In a written statement released by his office on Sunday, Turkish Union of Agricultural Chambers (TZOB) President Şemsi Bayraktar said Turkey had as much as 268,300 square kilometers of arable land in 1995, an area which contracted to 243,900 square kilometers in 2010. Drawing attention to the fact that the nearly 25,000 square kilometer loss is larger than Eastern Thrace -- Turkey’s entire European territory -- Bayraktar said it is of utmost importance for the country to stop what has become a precipitous decline in cultivatable land. The decline during the last decade and a half can be reversed, the TZOB president said, and around 3,100,000 square kilometers can be gained if investments in better irrigation are increased in the near future. Though an unprecedented amount of cultivatable land has been lost, Turkey’s agriculture industry has nevertheless become more productive and more diverse over the 15-year period. “In contrast to the decrease in arable land, the productivity of the land has increased by a significant degree,” said Bayraktar. According to his figures, the average number of kilograms of grain produced by a square kilometer of land increased 14.6 percent, up from 212,000 kilograms in 1990 to 243,000 during the 2010-2011 season. The productivity of other staples grew even more quickly, with corn production up 77.9 percent from 408,000 kilos per square kilometer to 726,000 and rice doubling from 434,000 kilos to 869,000.

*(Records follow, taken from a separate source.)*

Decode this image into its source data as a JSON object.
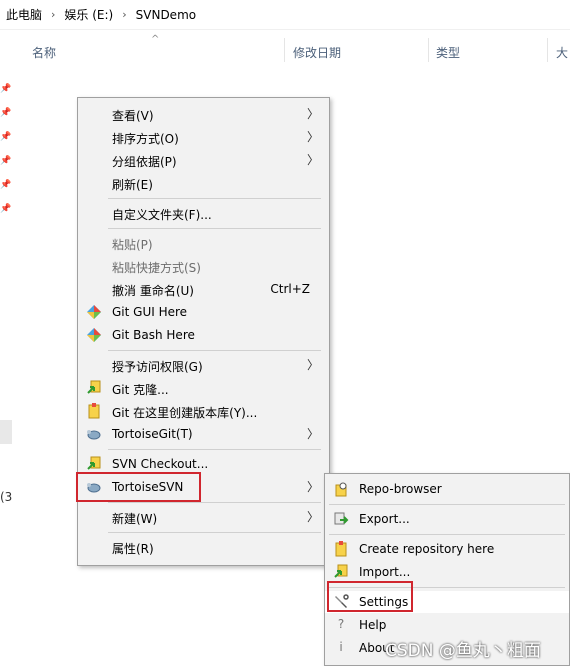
{
  "breadcrumb": [
    "此电脑",
    "娱乐 (E:)",
    "SVNDemo"
  ],
  "columns": {
    "name": "名称",
    "modified": "修改日期",
    "type": "类型",
    "size": "大"
  },
  "left_fragment": "(3",
  "main_menu": {
    "view": "查看(V)",
    "sort": "排序方式(O)",
    "group": "分组依据(P)",
    "refresh": "刷新(E)",
    "customize": "自定义文件夹(F)...",
    "paste": "粘贴(P)",
    "paste_shortcut": "粘贴快捷方式(S)",
    "undo": "撤消 重命名(U)",
    "undo_shortcut": "Ctrl+Z",
    "git_gui": "Git GUI Here",
    "git_bash": "Git Bash Here",
    "grant_access": "授予访问权限(G)",
    "git_clone": "Git 克隆...",
    "git_create": "Git 在这里创建版本库(Y)...",
    "tortoisegit": "TortoiseGit(T)",
    "svn_checkout": "SVN Checkout...",
    "tortoisesvn": "TortoiseSVN",
    "new": "新建(W)",
    "properties": "属性(R)"
  },
  "sub_menu": {
    "repo_browser": "Repo-browser",
    "export": "Export...",
    "create_repo": "Create repository here",
    "import": "Import...",
    "settings": "Settings",
    "help": "Help",
    "about": "About"
  },
  "watermark": "CSDN @鱼丸丶粗面",
  "colors": {
    "highlight_box": "#d0262e",
    "menu_bg": "#f2f2f2",
    "disabled_text": "#6d6d6d"
  }
}
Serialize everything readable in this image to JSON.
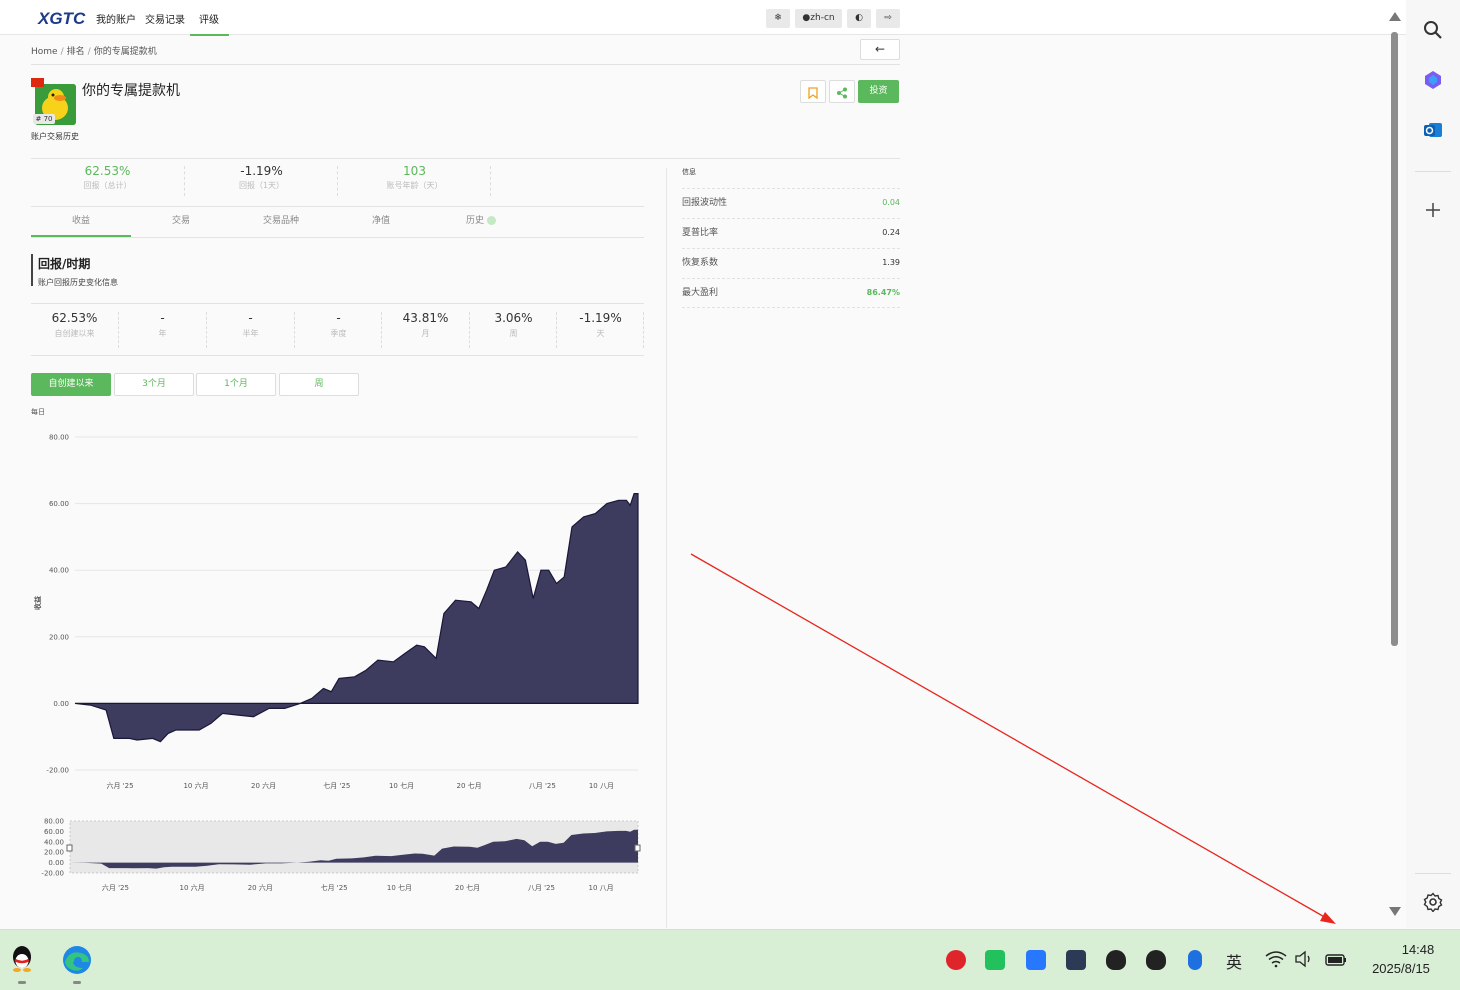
{
  "nav": {
    "logo": "XGTC",
    "items": [
      "我的账户",
      "交易记录",
      "评级"
    ],
    "active_index": 2,
    "toolbar": {
      "theme_icon": "gear-icon",
      "lang": "zh-cn",
      "contrast_icon": "half-circle-icon",
      "logout_icon": "logout-icon"
    }
  },
  "breadcrumb": [
    "Home",
    "排名",
    "你的专属提款机"
  ],
  "back_label": "←",
  "profile": {
    "name": "你的专属提款机",
    "rank": "# 70",
    "subtitle": "账户交易历史",
    "invest_label": "投资",
    "flag_color": "#de2910"
  },
  "stats": [
    {
      "value": "62.53%",
      "label": "回报（总计）",
      "green": true
    },
    {
      "value": "-1.19%",
      "label": "回报（1天）",
      "green": false
    },
    {
      "value": "103",
      "label": "账号年龄（天）",
      "green": true
    }
  ],
  "tabs": [
    "收益",
    "交易",
    "交易品种",
    "净值",
    "历史"
  ],
  "active_tab": 0,
  "section": {
    "title": "回报/时期",
    "desc": "账户回报历史变化信息"
  },
  "periods": [
    {
      "value": "62.53%",
      "label": "自创建以来"
    },
    {
      "value": "-",
      "label": "年"
    },
    {
      "value": "-",
      "label": "半年"
    },
    {
      "value": "-",
      "label": "季度"
    },
    {
      "value": "43.81%",
      "label": "月"
    },
    {
      "value": "3.06%",
      "label": "周"
    },
    {
      "value": "-1.19%",
      "label": "天"
    }
  ],
  "range_buttons": [
    "自创建以来",
    "3个月",
    "1个月",
    "周"
  ],
  "chart_note": "每日",
  "info": {
    "title": "信息",
    "rows": [
      {
        "label": "回报波动性",
        "value": "0.04",
        "green": true,
        "bold": false
      },
      {
        "label": "夏普比率",
        "value": "0.24",
        "green": false,
        "bold": false
      },
      {
        "label": "恢复系数",
        "value": "1.39",
        "green": false,
        "bold": false
      },
      {
        "label": "最大盈利",
        "value": "86.47%",
        "green": true,
        "bold": true
      }
    ]
  },
  "chart_data": {
    "type": "area",
    "ylabel": "收益",
    "ylim": [
      -20,
      80
    ],
    "yticks": [
      "80.00",
      "60.00",
      "40.00",
      "20.00",
      "0.00",
      "-20.00"
    ],
    "xticks": [
      "六月 '25",
      "10 六月",
      "20 六月",
      "七月 '25",
      "10 七月",
      "20 七月",
      "八月 '25",
      "10 八月"
    ],
    "nav_yticks": [
      "80.00",
      "60.00",
      "40.00",
      "20.00",
      "0.00",
      "-20.00"
    ],
    "color": "#3d3b5e",
    "points": [
      [
        0,
        0
      ],
      [
        4,
        -0.5
      ],
      [
        8,
        -2
      ],
      [
        10,
        -10.5
      ],
      [
        14,
        -10.5
      ],
      [
        16,
        -11
      ],
      [
        20,
        -10.5
      ],
      [
        22,
        -11.5
      ],
      [
        24,
        -9
      ],
      [
        26,
        -8
      ],
      [
        32,
        -8
      ],
      [
        35,
        -6
      ],
      [
        38,
        -3
      ],
      [
        42,
        -3.5
      ],
      [
        46,
        -4
      ],
      [
        50,
        -1.5
      ],
      [
        54,
        -1.5
      ],
      [
        58,
        0
      ],
      [
        61,
        1.5
      ],
      [
        64,
        4.5
      ],
      [
        66,
        3.5
      ],
      [
        68,
        7.5
      ],
      [
        72,
        8
      ],
      [
        75,
        10
      ],
      [
        78,
        13
      ],
      [
        82,
        12.5
      ],
      [
        85,
        15
      ],
      [
        88,
        17.5
      ],
      [
        90,
        17
      ],
      [
        93,
        13.5
      ],
      [
        95,
        27
      ],
      [
        98,
        31
      ],
      [
        102,
        30.5
      ],
      [
        104,
        28.5
      ],
      [
        106,
        34
      ],
      [
        108,
        40
      ],
      [
        111,
        41
      ],
      [
        114,
        45.5
      ],
      [
        116,
        43
      ],
      [
        118,
        31.5
      ],
      [
        120,
        40
      ],
      [
        122,
        40
      ],
      [
        124,
        36
      ],
      [
        126,
        38
      ],
      [
        128,
        53
      ],
      [
        131,
        56
      ],
      [
        134,
        57
      ],
      [
        137,
        60
      ],
      [
        140,
        61
      ],
      [
        142,
        61
      ],
      [
        143,
        59.5
      ],
      [
        144,
        63
      ],
      [
        145,
        63
      ]
    ],
    "x_total": 145
  },
  "taskbar": {
    "time": "14:48",
    "date": "2025/8/15",
    "ime": "英",
    "apps": [
      "qq-icon",
      "edge-icon"
    ],
    "tray": [
      "netease-music-icon",
      "wechat-icon",
      "feishu-icon",
      "cat-icon",
      "qq-icon",
      "qq-icon",
      "bluetooth-icon"
    ]
  },
  "sidebar": [
    "search-icon",
    "copilot-icon",
    "outlook-icon",
    "plus-icon",
    "settings-icon"
  ],
  "annotation_arrow_color": "#e8261c"
}
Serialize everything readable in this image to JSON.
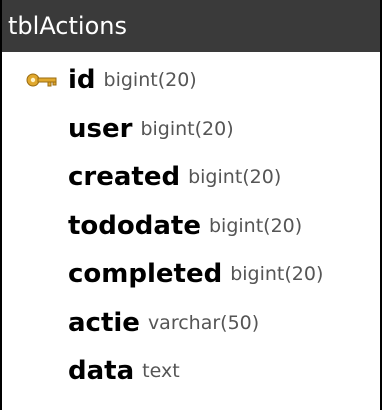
{
  "table": {
    "name": "tblActions",
    "colors": {
      "header_bg": "#3a3a3a",
      "header_text": "#ffffff",
      "type_text": "#555555",
      "key_icon": "#e0a82e"
    },
    "columns": [
      {
        "name": "id",
        "type": "bigint(20)",
        "primary_key": true,
        "icon": "key-icon"
      },
      {
        "name": "user",
        "type": "bigint(20)"
      },
      {
        "name": "created",
        "type": "bigint(20)"
      },
      {
        "name": "tododate",
        "type": "bigint(20)"
      },
      {
        "name": "completed",
        "type": "bigint(20)"
      },
      {
        "name": "actie",
        "type": "varchar(50)"
      },
      {
        "name": "data",
        "type": "text"
      }
    ]
  }
}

Bayraktar also noted that the crops grown by farmers had also changed dramatically between 1995-2010, with the area used for growing vegetables decreasing from 7,850 square kilometers to 7,300. The same period, however, saw a dramatic rise in the total area used for fruit production from 19,600 square kilometers to 24,600.